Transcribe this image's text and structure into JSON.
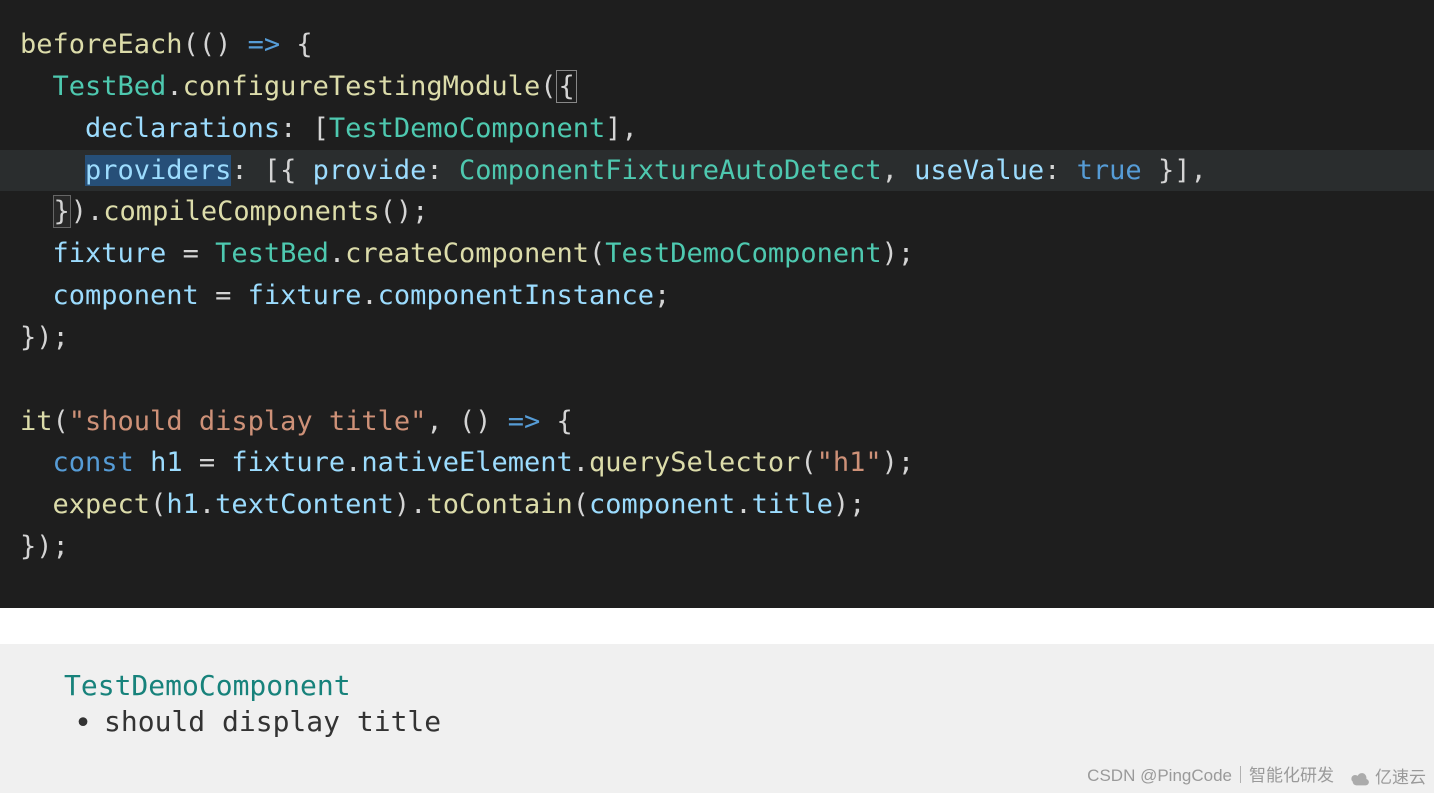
{
  "code": {
    "lines": [
      {
        "indent": 0,
        "tokens": [
          {
            "t": "beforeEach",
            "c": "tk-fn"
          },
          {
            "t": "(() ",
            "c": "tk-punc"
          },
          {
            "t": "=>",
            "c": "tk-key"
          },
          {
            "t": " {",
            "c": "tk-punc"
          }
        ]
      },
      {
        "indent": 1,
        "tokens": [
          {
            "t": "TestBed",
            "c": "tk-type"
          },
          {
            "t": ".",
            "c": "tk-punc"
          },
          {
            "t": "configureTestingModule",
            "c": "tk-fn"
          },
          {
            "t": "(",
            "c": "tk-punc"
          },
          {
            "t": "{",
            "c": "tk-punc cursor-box"
          }
        ]
      },
      {
        "indent": 2,
        "tokens": [
          {
            "t": "declarations",
            "c": "tk-var"
          },
          {
            "t": ": [",
            "c": "tk-punc"
          },
          {
            "t": "TestDemoComponent",
            "c": "tk-type"
          },
          {
            "t": "],",
            "c": "tk-punc"
          }
        ]
      },
      {
        "indent": 2,
        "highlight": true,
        "tokens": [
          {
            "t": "providers",
            "c": "tk-var sel"
          },
          {
            "t": ": [{ ",
            "c": "tk-punc"
          },
          {
            "t": "provide",
            "c": "tk-var"
          },
          {
            "t": ": ",
            "c": "tk-punc"
          },
          {
            "t": "ComponentFixtureAutoDetect",
            "c": "tk-type"
          },
          {
            "t": ", ",
            "c": "tk-punc"
          },
          {
            "t": "useValue",
            "c": "tk-var"
          },
          {
            "t": ": ",
            "c": "tk-punc"
          },
          {
            "t": "true",
            "c": "tk-key"
          },
          {
            "t": " }],",
            "c": "tk-punc"
          }
        ]
      },
      {
        "indent": 1,
        "tokens": [
          {
            "t": "}",
            "c": "tk-punc bracket-match"
          },
          {
            "t": ").",
            "c": "tk-punc"
          },
          {
            "t": "compileComponents",
            "c": "tk-fn"
          },
          {
            "t": "();",
            "c": "tk-punc"
          }
        ]
      },
      {
        "indent": 1,
        "tokens": [
          {
            "t": "fixture",
            "c": "tk-var"
          },
          {
            "t": " = ",
            "c": "tk-punc"
          },
          {
            "t": "TestBed",
            "c": "tk-type"
          },
          {
            "t": ".",
            "c": "tk-punc"
          },
          {
            "t": "createComponent",
            "c": "tk-fn"
          },
          {
            "t": "(",
            "c": "tk-punc"
          },
          {
            "t": "TestDemoComponent",
            "c": "tk-type"
          },
          {
            "t": ");",
            "c": "tk-punc"
          }
        ]
      },
      {
        "indent": 1,
        "tokens": [
          {
            "t": "component",
            "c": "tk-var"
          },
          {
            "t": " = ",
            "c": "tk-punc"
          },
          {
            "t": "fixture",
            "c": "tk-var"
          },
          {
            "t": ".",
            "c": "tk-punc"
          },
          {
            "t": "componentInstance",
            "c": "tk-var"
          },
          {
            "t": ";",
            "c": "tk-punc"
          }
        ]
      },
      {
        "indent": 0,
        "tokens": [
          {
            "t": "});",
            "c": "tk-punc"
          }
        ]
      },
      {
        "indent": 0,
        "blank": true,
        "tokens": []
      },
      {
        "indent": 0,
        "tokens": [
          {
            "t": "it",
            "c": "tk-fn"
          },
          {
            "t": "(",
            "c": "tk-punc"
          },
          {
            "t": "\"should display title\"",
            "c": "tk-str"
          },
          {
            "t": ", () ",
            "c": "tk-punc"
          },
          {
            "t": "=>",
            "c": "tk-key"
          },
          {
            "t": " {",
            "c": "tk-punc"
          }
        ]
      },
      {
        "indent": 1,
        "tokens": [
          {
            "t": "const",
            "c": "tk-key"
          },
          {
            "t": " ",
            "c": "tk-punc"
          },
          {
            "t": "h1",
            "c": "tk-var"
          },
          {
            "t": " = ",
            "c": "tk-punc"
          },
          {
            "t": "fixture",
            "c": "tk-var"
          },
          {
            "t": ".",
            "c": "tk-punc"
          },
          {
            "t": "nativeElement",
            "c": "tk-var"
          },
          {
            "t": ".",
            "c": "tk-punc"
          },
          {
            "t": "querySelector",
            "c": "tk-fn"
          },
          {
            "t": "(",
            "c": "tk-punc"
          },
          {
            "t": "\"h1\"",
            "c": "tk-str"
          },
          {
            "t": ");",
            "c": "tk-punc"
          }
        ]
      },
      {
        "indent": 1,
        "tokens": [
          {
            "t": "expect",
            "c": "tk-fn"
          },
          {
            "t": "(",
            "c": "tk-punc"
          },
          {
            "t": "h1",
            "c": "tk-var"
          },
          {
            "t": ".",
            "c": "tk-punc"
          },
          {
            "t": "textContent",
            "c": "tk-var"
          },
          {
            "t": ").",
            "c": "tk-punc"
          },
          {
            "t": "toContain",
            "c": "tk-fn"
          },
          {
            "t": "(",
            "c": "tk-punc"
          },
          {
            "t": "component",
            "c": "tk-var"
          },
          {
            "t": ".",
            "c": "tk-punc"
          },
          {
            "t": "title",
            "c": "tk-var"
          },
          {
            "t": ");",
            "c": "tk-punc"
          }
        ]
      },
      {
        "indent": 0,
        "tokens": [
          {
            "t": "});",
            "c": "tk-punc"
          }
        ]
      }
    ]
  },
  "testOutput": {
    "suite": "TestDemoComponent",
    "item": "should display title"
  },
  "watermark": {
    "left": "CSDN @PingCode｜智能化研发",
    "right": "亿速云"
  }
}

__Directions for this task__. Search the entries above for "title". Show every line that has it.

__Solution below__.
            "t": "\"should display title\"",
            "t": "title",
    "item": "should display title"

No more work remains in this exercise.